◆ **Task material**
-----
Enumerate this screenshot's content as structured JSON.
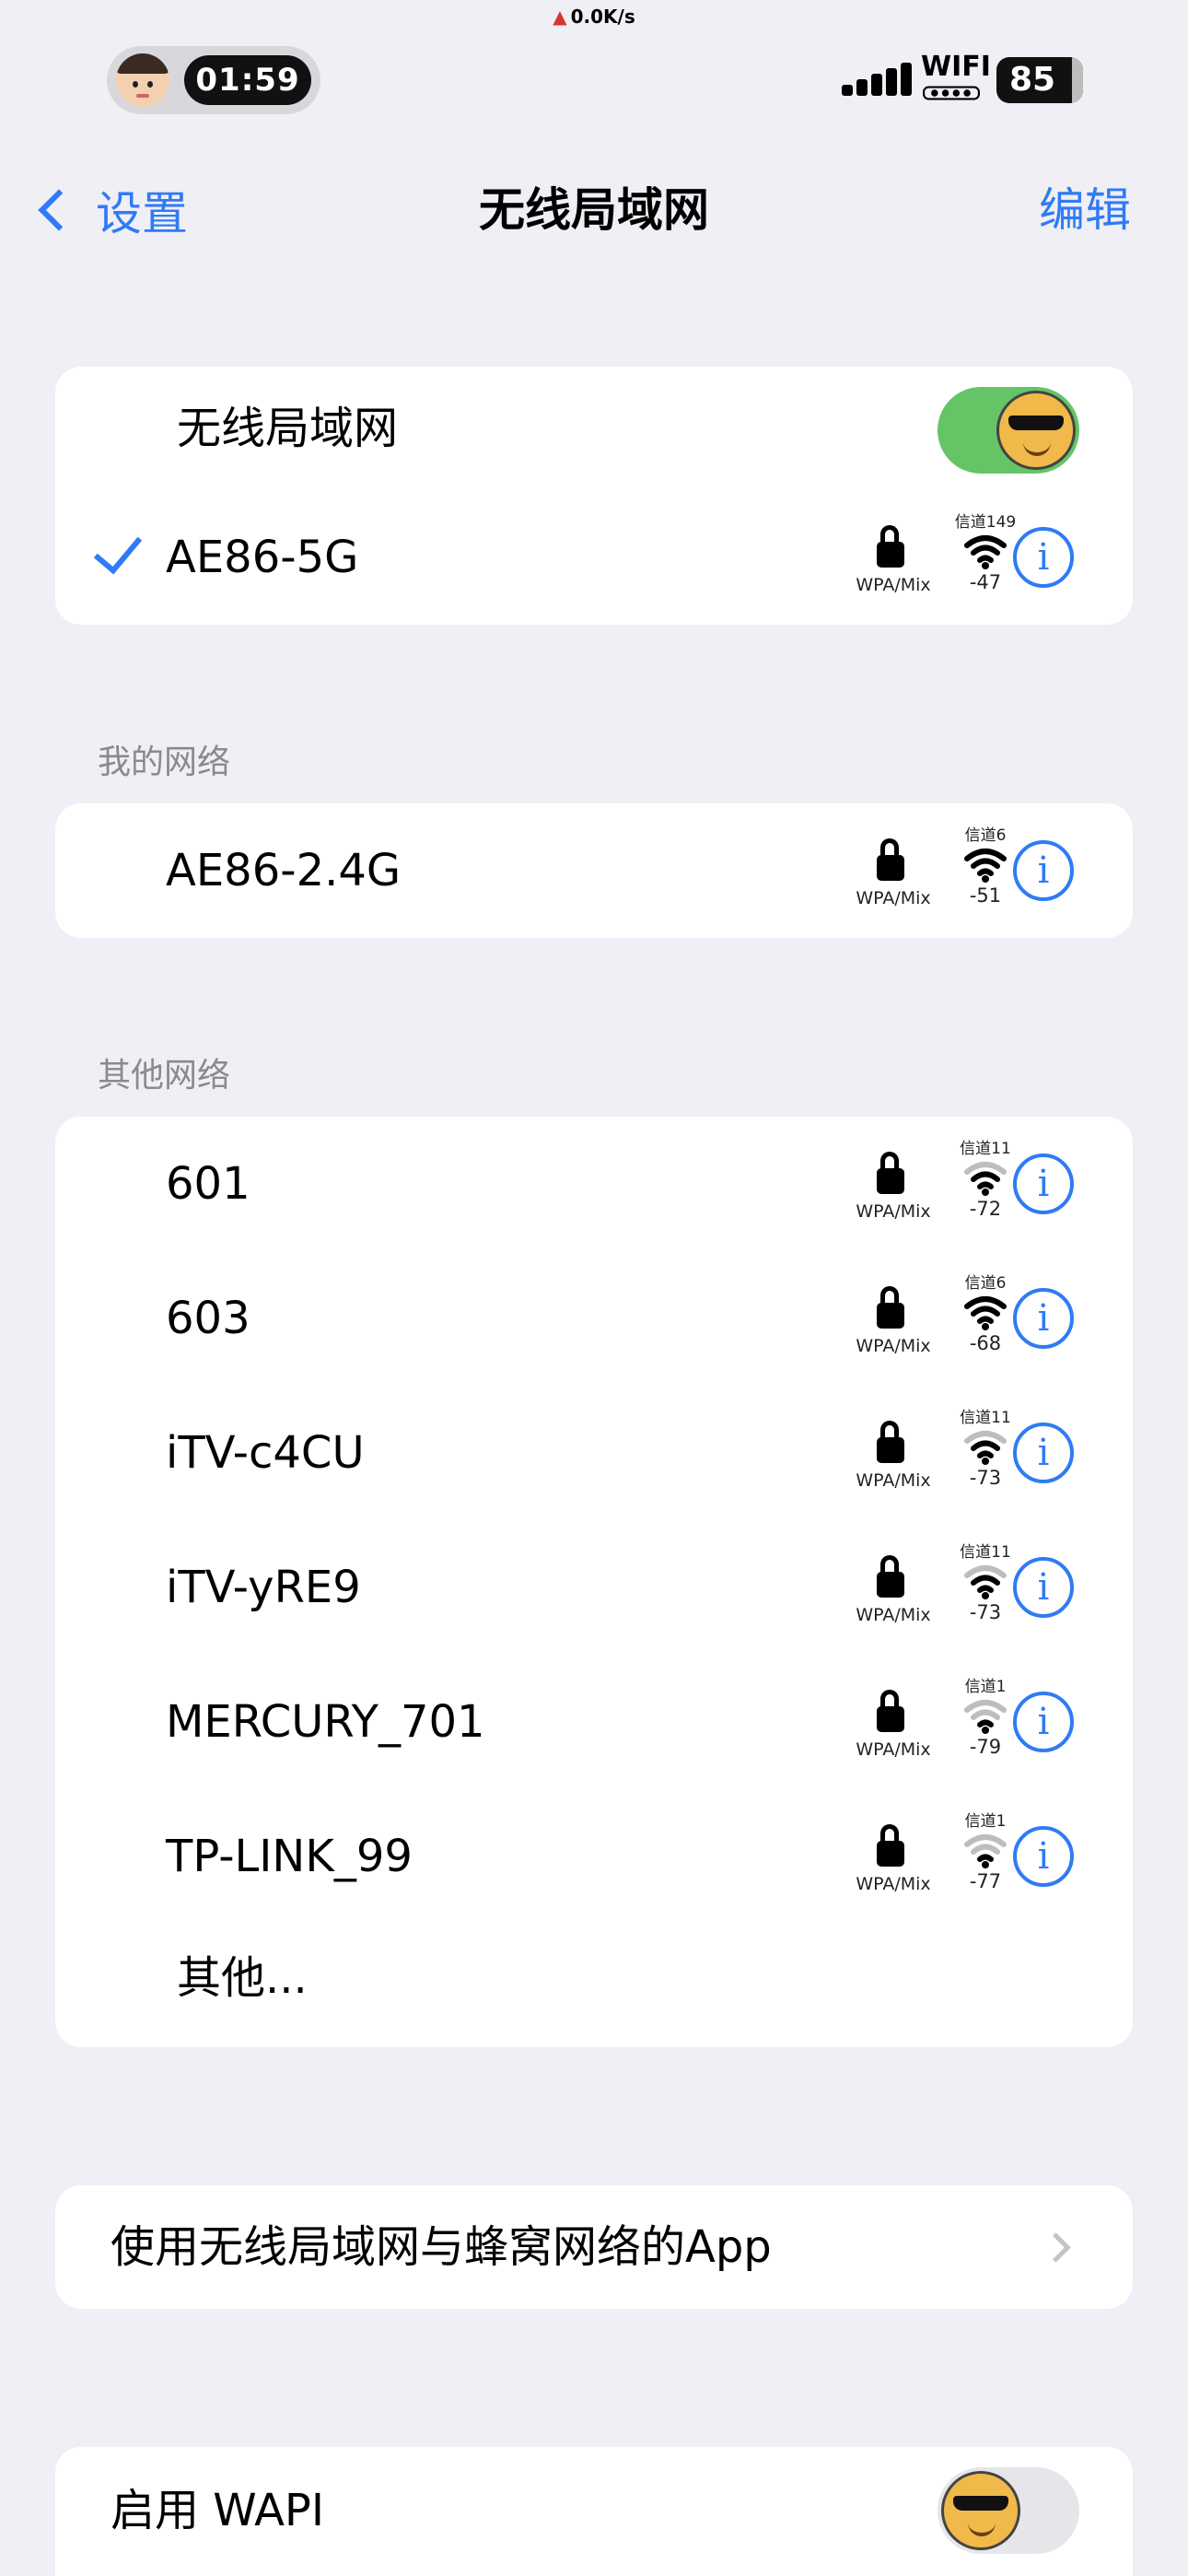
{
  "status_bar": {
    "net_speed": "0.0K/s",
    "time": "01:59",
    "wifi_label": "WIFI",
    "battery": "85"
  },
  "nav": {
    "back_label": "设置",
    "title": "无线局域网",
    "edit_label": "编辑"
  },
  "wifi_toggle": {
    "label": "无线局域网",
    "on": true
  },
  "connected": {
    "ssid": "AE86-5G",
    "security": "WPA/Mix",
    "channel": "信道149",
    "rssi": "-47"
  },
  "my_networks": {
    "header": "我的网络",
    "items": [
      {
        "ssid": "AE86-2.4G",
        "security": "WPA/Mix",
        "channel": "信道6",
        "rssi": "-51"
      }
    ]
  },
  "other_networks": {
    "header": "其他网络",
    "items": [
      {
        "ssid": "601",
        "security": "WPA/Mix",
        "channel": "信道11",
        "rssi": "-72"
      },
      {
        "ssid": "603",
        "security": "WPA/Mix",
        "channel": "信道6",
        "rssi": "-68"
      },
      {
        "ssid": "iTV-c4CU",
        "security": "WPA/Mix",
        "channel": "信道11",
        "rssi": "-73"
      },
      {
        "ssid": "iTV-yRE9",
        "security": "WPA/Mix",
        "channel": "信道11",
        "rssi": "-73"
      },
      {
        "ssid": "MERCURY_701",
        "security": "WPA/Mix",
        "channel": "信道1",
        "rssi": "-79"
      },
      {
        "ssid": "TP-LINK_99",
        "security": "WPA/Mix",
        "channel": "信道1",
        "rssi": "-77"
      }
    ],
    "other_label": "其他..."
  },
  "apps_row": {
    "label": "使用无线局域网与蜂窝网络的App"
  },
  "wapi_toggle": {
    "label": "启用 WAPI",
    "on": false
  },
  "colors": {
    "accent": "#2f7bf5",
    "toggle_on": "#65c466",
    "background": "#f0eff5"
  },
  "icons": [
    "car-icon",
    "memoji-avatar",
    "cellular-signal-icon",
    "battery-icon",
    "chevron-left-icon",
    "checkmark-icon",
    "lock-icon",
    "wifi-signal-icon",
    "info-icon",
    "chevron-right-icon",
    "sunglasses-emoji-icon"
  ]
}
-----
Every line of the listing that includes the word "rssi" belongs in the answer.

    "rssi": "-47"
        "rssi": "-51"
        "rssi": "-72"
        "rssi": "-68"
        "rssi": "-73"
        "rssi": "-73"
        "rssi": "-79"
        "rssi": "-77"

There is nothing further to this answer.